The Psychology Behind Free-to-Play Casino Games and Their Transition to Paid Gambling
The proliferation of free-to-play (F2P) casino games has marked a significant shift in the gambling landscape. These games, often accessible via smartphones and social media platforms, serve as gateways to the exhilarating world of casino gaming without the immediate risk of financial loss. However, the psychological underpinnings of these F2P experiences often motivate players to transition to paid gambling. Let’s explore the reasons behind that.
What Are F2P Casino Games?
F2P casino games are ingeniously designed to mimic the look, sound, and feel of their real-money counterparts – in this zodiac casino Canada app review you can see some of the most popular game types imitated on F2P platforms. They provide an authentic caino experience complete with the thrill of winning and the near-misses that fuel a player’s desire to keep playing.
The psychological hook lies within these game mechanics, which are fine-tuned to stimulate the brain’s reward systems. When players win, even if the currency has no real-world value, the brain releases dopamine, a neurotransmitter associated with pleasure and reward. This positive reinforcement not only encourages repeated play but also creates a powerful association between the game and a sense of gratification.
The Switch to Paid Gambling
The transition from F2P to paid gambling can often be attributed to a concept known as the foot-in-the-door technique, a psychological phenomenon where commitment is gained in small steps.
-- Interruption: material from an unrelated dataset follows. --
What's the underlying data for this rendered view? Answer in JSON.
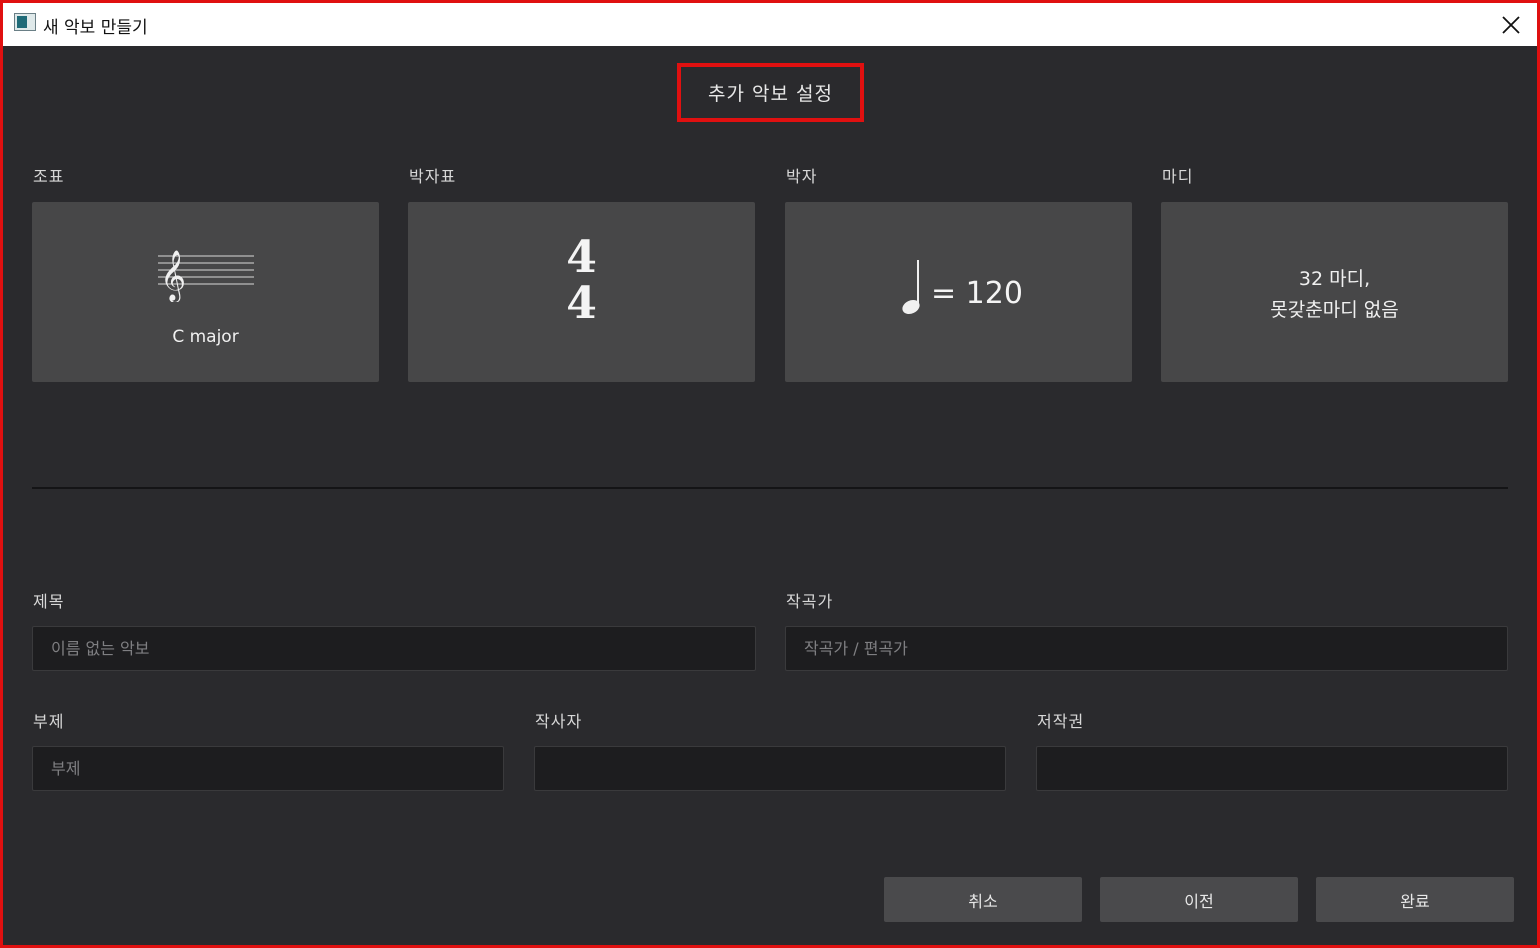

By initially engaging with a free version, players develop comfort and familiarity, which reduces the perceived risk of participating in paid versions. As players become more invested in the game, the allure of real-world gains becomes increasingly tempting.
Moreover, social proof and normalization play critical roles in this transition. Many F2P games include social sharing features, where players can boast about their wins or participate in leaderboards. This not only creates a community around the game but also normalizes gambling behaviors, potentially lowering inhibitions toward staking actual money.
Furthermore, the illusion of control is a central feature of both F2P and paid gambling games. Players are led to believe that their skills or strategies influence the outcome, which can lead to an overestimation of winning odds and can encourage the shift to real betting.
It’s important to acknowledge the ethical considerations in this progression. Critics argue that F2P games serve as a training ground for gambling, especially among younger demographics, making the transition to paid gambling not only seamless but expected. Regulatory bodies and mental health professionals are increasingly scrutinizing these games, advocating for responsible gaming practices and the inclusion of clear warnings about the associated risks.
In conclusion, the psychological tactics employed by F2P casino games are powerful drivers for engagement and retention. While these games offer harmless fun for many, they also have the potential to lead players toward real-money gambling. Understanding the psychological principles at work is crucial for players to maintain control and for policymakers to ensure that the gaming industry operates fairly and responsibly.